An explosion the size of our solar system has baffled scientists, as its shape – similar to that of an extremely flat disc – challenges everything they know about explosions in space.

Astronomers observed the explosion 180 million light years away, and they say it is much flatter than ever thought possible.

Explosions are usually expected to be spherical just like the stars themselves, but this one is the flattest ever seen.

The study reports that the explosion was an extremely rare Fast Blue Optical Transient (FBOT) – known colloquially amongst astronomers as “the cow”.

Only four others have ever been seen, and while scientists do not know how they occur, researchers suggest the new discovery has helped solve part of the puzzle.

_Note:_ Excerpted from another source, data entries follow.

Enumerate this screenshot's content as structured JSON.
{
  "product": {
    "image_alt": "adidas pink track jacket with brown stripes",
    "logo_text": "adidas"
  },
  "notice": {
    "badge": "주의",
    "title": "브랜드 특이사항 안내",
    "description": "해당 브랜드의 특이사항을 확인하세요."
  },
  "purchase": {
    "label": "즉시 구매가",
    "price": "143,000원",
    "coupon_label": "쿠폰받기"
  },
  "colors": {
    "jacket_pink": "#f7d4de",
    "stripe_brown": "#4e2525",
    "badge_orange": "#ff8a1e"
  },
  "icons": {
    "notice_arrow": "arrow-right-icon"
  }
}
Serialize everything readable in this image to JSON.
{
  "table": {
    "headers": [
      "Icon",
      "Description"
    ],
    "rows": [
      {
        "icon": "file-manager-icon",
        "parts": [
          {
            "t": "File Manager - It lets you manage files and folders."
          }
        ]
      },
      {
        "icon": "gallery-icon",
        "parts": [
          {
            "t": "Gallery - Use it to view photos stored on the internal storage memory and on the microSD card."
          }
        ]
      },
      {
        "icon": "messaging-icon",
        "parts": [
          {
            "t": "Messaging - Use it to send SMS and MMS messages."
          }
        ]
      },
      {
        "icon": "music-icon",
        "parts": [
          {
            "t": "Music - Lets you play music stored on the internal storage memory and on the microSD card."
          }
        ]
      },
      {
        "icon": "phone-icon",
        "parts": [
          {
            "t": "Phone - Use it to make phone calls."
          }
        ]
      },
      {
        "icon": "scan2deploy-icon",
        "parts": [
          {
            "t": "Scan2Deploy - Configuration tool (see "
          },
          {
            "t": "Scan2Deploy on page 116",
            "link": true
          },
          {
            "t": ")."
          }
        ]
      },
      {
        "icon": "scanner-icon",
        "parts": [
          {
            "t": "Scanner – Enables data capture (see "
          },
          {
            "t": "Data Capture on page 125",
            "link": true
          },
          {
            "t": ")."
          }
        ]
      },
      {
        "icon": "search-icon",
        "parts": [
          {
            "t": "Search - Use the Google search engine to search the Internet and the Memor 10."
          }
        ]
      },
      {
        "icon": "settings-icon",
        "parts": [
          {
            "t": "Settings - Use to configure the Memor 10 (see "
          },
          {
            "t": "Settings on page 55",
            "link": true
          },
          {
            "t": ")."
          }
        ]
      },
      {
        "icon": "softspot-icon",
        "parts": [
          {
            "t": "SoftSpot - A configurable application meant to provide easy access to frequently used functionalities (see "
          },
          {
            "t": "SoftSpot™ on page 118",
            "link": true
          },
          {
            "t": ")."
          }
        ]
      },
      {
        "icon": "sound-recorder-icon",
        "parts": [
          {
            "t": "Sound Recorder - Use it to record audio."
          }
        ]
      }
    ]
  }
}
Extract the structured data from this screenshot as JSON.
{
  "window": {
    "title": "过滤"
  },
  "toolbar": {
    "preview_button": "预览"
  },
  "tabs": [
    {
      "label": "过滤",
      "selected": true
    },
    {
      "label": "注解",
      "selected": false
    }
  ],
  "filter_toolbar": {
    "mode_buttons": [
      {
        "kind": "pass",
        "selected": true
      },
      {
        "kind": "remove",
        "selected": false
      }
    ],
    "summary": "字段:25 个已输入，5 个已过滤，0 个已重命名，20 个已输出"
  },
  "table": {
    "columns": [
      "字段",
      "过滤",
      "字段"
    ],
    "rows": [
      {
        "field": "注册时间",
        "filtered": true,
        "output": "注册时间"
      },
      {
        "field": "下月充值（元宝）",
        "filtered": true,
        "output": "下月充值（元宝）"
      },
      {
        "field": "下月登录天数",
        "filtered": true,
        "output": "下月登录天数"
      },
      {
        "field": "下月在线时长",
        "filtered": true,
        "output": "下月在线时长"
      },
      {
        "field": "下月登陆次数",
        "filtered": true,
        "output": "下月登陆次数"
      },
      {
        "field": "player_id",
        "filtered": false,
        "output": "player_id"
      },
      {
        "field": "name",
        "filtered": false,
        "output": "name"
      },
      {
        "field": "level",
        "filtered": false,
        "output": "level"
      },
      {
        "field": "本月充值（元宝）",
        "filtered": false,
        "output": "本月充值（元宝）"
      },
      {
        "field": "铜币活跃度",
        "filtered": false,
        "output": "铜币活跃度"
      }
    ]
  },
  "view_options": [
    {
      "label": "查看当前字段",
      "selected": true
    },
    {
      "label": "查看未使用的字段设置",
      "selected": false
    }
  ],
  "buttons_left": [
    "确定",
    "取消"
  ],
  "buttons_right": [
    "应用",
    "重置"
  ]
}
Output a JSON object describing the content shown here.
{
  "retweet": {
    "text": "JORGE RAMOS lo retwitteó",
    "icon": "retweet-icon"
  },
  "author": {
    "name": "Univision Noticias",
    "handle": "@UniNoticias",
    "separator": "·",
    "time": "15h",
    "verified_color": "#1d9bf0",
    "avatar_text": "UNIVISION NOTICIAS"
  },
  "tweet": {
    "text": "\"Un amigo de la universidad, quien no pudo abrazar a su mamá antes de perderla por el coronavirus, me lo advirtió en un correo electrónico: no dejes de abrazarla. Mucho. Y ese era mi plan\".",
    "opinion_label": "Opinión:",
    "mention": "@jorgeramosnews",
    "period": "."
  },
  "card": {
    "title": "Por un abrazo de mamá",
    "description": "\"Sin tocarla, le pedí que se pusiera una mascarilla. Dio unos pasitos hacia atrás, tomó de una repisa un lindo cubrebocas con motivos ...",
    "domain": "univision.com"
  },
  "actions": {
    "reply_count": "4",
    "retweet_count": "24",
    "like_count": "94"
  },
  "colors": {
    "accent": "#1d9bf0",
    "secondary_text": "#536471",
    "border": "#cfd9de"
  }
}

According to the study, a potential explanation for how this explosion occurred is that the star itself may have been surrounded by a dense disk, or it may have been a failed supernova (the massive explosion at the end of the life of some stars).

How FBOT explosions occur is still a mystery, but it is hoped the observations, published in Monthly Notices of the Royal Astronomical Society will help answer some of the questions.

Dr Justyn Maund, lead author of the study from the University of Sheffield’s Department of Physics and Astronomy, said: “Very little is known about FBOT explosions – they just don’t behave like exploding stars should, they are too bright and they evolve too quickly.

“Put simply, they are weird, and this new observation makes them even weirder.

“Hopefully, this new finding will help us shed a bit more light on them – we never thought that explosions could be this aspherical.

“There are a few potential explanations for it: the stars involved may have created a disc just before they died, or these could be failed supernovas, where the core of the star collapses to a blackhole or neutron star which then eats the rest of the star.

“What we now know for sure is that the levels of asymmetry recorded are a key part of understanding these mysterious explosions, and it challenges our preconceptions of how stars might explode in the universe.”

Scientists made the discovery after spotting a flash of a specific wave of light called polarised light completely by chance.

The used the Liverpool Telescope located on La Palma, in the Canary Islands, to analyse the light, allowing them to measure the shape of the explosion, effectively seeing something the size of our solar system but in a galaxy 180 million light years away.

The experts used the data to reconstruct the 3D shape of the explosion, and were able to map the edges of the blast – allowing them to see just how flat it was.

The mirror of the Liverpool Telescope is only 2.0 metres in diameter but, by studying the polarisation, the astronomers were able to reconstruct the shape of the explosion as if the telescope had a diameter of 625 kilometres.